HONG KONG • China's top football clubs have until Sunday to respond to plans to introduce a transfer levy in an attempt to curb spiralling expenditure on overseas players.
The Chinese Football Association (CFA) wrote to all 32 clubs in the nation's top two divisions on Wednesday, outlining details of the proposed "player-transfer leverage fee", which is due to come into effect when the Chinese Super League's transfer window opens on Monday.
Clubs deemed to be in debt that spend 45 million yuan (S$9.12 million) or more on foreign imports - or 20 million yuan on domestic signings - will be forced to pay an equivalent amount in a levy that will be invested in youth development programmes.
Affected clubs are those in the red based on accounts lodged with the CFA for the year ending 2016 .
Restrictions will also be put in place for players who join clubs on loan.
The CFA hopes the action will deter clubs from paying inflated fees for overseas stars and potentially jeopardising clubs' stability.
The Asian transfer record has been broken three times in the last 18 months by Chinese clubs. The benchmark stands at €60 million (S$92.47 million), reportedly paid by Shanghai SIPG to Chelsea for Brazilian star Oscar last year.
Top foreign players - including England-based strikers Wayne Rooney and Diego Costa - continue to be linked with Chinese clubs.
But there are also concerns over the amounts being spent on domestic players, with Manuel Pellegrini's Hebei China Fortune FC breaking the Chinese transfer record in the winter window when signing Zhang Chengdong from Beijing Guoan for €20 million.

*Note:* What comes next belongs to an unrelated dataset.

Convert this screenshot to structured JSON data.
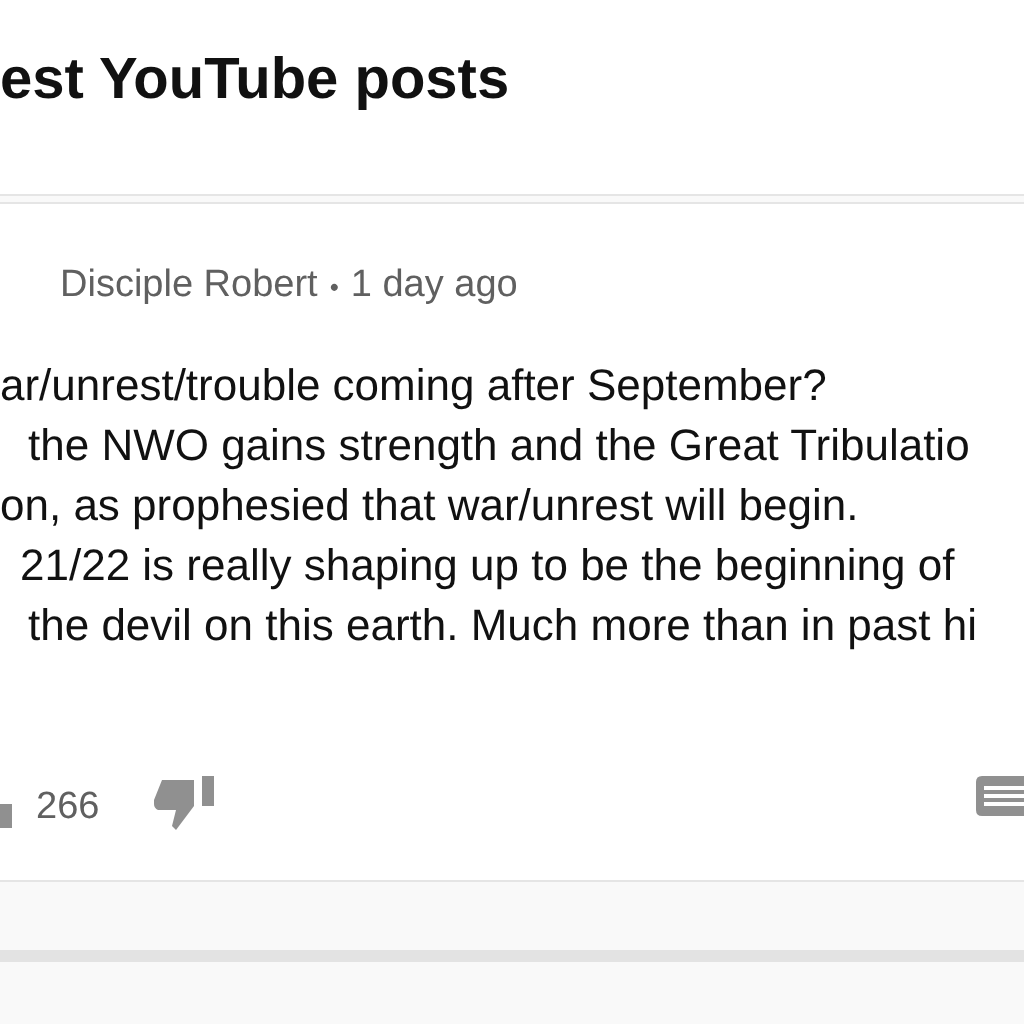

The levy proposal, outlined in principle last month, has been established to "limit clubs chasing short-term results and over-spending on buying new players, to regulate transfer activities both in the domestic and foreign market (and) to build a healthy environment for Chinese football," the CFA said.
It comes as Chinese President Xi Jinping met Fifa president Gianni Infantino, with the former expressing hope that the Asian nation could host a World Cup "in the future". Speculation has grown that China wants to launch a bid for either the 2030 or 2034 editions.
The Chinese are all but certain to miss out on qualifying for next year's tournament in Russia after a 2-2 draw with Syria on Tuesday left them rooted at the bottom of Group A with two games remaining.